The backlog in my email box is getting way too deep; I can’t keep them all. So, here’s a grouping of things that I might have written about at greater length, had I had the time to do more background work and think about them in depth.
- In late 2011 four British arts institutions renewed a sponsorship deal with BP despite protests from environmentalists — it’s worth £10 million through 2017, roughly divided equally among the four. Environmentalists had protested the deal, citing the oil company’s poor safety record and who-cares attitude toward damage to the earth. Both sides have their points. But did part of the pact with the Tate have to entail such pointed branding as calling an exhibition program “BP British Art Displays.” That is the unfortunate description on the invitation I received the other day to preview BP British Art Displays: Looking at the View next Monday. The show, which opens to the public on Tuesday, “looks at continuities in the way artists have framed our vision of the landscape over the last 300 years.” Tacky. (That’s Patrick Caulfield’s After Lunch at left.)
- A blog in Philadelphia is touting the position at #4 of the Philadelphia Museum of Art on a list put together by Complex called 100 Museums to See Before You Die, but it’s an odd honor. Take a look for yourself. What kind of a list would make the Hermitage #98, but the Hirshhorn #3? Or put as #1 the Simone Handbag Museum in Seoul…? I’m not sure what Complex is, btw. But it compiles a lot of lists. A month ago, it had the 10 Most Googled Museums in 2012, drawn from Google’s annual Zeitgeist report. At the top the list: The Metropolitan, followed by the Philadelphia Museum, the National Gallery/Washington, the deYoung, and the Museum of Science in Boston, etc. That’s more like it.
Now some good things:

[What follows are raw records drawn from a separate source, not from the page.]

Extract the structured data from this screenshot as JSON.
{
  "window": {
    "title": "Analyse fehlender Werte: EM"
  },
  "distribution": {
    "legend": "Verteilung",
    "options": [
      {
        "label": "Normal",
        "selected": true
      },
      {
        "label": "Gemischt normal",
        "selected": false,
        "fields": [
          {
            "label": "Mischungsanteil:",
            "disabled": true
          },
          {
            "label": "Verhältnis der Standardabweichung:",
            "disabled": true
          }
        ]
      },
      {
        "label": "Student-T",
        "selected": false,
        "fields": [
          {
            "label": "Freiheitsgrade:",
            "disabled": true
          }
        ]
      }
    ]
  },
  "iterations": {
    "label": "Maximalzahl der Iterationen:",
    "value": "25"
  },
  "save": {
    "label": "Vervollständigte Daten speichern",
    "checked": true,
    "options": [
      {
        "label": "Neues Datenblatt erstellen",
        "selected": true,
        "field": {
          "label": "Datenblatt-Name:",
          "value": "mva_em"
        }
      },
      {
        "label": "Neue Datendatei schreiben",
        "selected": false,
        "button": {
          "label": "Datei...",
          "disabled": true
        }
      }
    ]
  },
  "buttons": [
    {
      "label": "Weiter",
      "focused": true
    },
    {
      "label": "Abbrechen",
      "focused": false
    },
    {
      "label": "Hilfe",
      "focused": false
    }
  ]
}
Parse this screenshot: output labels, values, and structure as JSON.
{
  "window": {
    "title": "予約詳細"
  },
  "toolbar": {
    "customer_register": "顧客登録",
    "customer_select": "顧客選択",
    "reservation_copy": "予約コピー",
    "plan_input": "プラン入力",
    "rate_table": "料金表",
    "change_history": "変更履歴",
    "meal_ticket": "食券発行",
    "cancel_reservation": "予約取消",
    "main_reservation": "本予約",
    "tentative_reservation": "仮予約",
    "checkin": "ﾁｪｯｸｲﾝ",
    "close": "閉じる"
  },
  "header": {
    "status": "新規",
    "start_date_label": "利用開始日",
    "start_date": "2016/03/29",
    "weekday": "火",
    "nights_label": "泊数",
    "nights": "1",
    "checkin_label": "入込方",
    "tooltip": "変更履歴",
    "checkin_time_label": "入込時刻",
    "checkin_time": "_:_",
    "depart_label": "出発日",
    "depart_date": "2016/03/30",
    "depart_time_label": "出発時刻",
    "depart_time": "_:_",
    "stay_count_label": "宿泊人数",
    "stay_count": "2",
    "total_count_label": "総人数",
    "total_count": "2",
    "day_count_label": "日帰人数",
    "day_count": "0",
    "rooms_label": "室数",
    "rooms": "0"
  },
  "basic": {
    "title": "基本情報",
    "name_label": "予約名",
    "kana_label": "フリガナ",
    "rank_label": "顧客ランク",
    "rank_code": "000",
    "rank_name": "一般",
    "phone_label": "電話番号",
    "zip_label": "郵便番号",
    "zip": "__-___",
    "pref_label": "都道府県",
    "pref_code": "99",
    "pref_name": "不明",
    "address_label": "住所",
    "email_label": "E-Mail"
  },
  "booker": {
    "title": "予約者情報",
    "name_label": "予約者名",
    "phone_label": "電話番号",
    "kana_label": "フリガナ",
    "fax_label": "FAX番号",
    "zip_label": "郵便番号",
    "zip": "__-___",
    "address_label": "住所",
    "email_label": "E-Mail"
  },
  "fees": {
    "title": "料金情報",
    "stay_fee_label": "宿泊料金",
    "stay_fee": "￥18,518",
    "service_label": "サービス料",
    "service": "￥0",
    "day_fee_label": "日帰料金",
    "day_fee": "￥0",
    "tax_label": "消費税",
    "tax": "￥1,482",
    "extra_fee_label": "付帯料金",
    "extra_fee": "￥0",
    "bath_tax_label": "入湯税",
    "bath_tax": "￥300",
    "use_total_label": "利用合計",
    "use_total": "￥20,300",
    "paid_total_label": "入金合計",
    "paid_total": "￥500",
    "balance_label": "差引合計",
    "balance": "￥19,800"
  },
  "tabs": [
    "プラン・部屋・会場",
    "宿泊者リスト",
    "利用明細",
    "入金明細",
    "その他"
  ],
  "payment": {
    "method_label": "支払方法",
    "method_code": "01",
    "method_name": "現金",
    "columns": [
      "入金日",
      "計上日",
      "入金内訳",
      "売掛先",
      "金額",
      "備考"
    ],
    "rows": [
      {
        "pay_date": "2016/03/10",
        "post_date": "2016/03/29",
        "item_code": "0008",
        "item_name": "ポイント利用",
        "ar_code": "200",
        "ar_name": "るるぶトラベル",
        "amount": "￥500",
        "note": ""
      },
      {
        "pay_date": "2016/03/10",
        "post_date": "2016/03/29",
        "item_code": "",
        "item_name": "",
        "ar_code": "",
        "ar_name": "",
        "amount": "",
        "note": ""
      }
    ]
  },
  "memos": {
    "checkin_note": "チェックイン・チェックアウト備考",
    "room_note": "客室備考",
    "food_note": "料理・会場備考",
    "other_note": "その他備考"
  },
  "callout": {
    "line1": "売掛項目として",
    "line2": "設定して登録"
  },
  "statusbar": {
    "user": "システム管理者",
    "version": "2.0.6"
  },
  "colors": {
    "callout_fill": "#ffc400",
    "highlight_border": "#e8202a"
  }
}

- Many museum panels and programs seem bland to me, but here’s one that’s not: This coming Sunday, the Pennsylvania Academy of Fine Arts will offer a public forum on Gender and Race in Contemporary Art. A topic like that doesn’t usually interest me, but this one may be different — critic Ken Johnson is there to defend a position he took in The New York Times previewing PAFA’s exhibit The Female Gaze; it was published November 8, 2012, and said in part: “Sexism is probably a good enough explanation for inequities in the market. But might it also have something to do with the nature of the art that women tend to make?” That generated a huge blowback, and Johnson is man enough to take on the dissenters in public.
- TEFAF Maastricht continues to give money to American museums (it’s usually the other way around, with Americans giving heavily to European cultural institutions). TEFAF’s recently announced conservation grants, which it started last year for its 25th anniversary, this year went to the Worcester Art Museum in Massachusetts and to the Ashmolean Museum at Oxford. Each gets €25,000. In Worcester, that will pay for the restoration of two pendant portraits by William Hogarth of William and Elizabeth James (at right) from 1774. They were acquired more than a century ago, but have never been technically assessed or comprehensively treated. Last year, the Denver Art Museum and the Rijksmuseum shared the prize.
- RCA readers know I like single-picture exhibitions (see here, here and here, for example), and two great ones have recently been announced. For six weeks beginning Feb. 16, the Getty Museum will be showing Vermeer’s Woman in Blue Reading a Letter, its only U.S. stop on its world tour. It’s a loan from the Rijksmuseum in Amsterdam, which has been under renovation for 10 years (that gets a wince, too). And on Feb. 19, van Gogh’s Bedroom in Arles, on loan from the Musee d’Orsay, will go on view at the Detroit Institute of Arts. It stays, amidst three van Goghs owned by Detroit, until May 28.
That’s enough housecleaning for today.
Photo Credits: Courtesy of the Tate Britain (top) and the Worcester Museum of Art (bottom)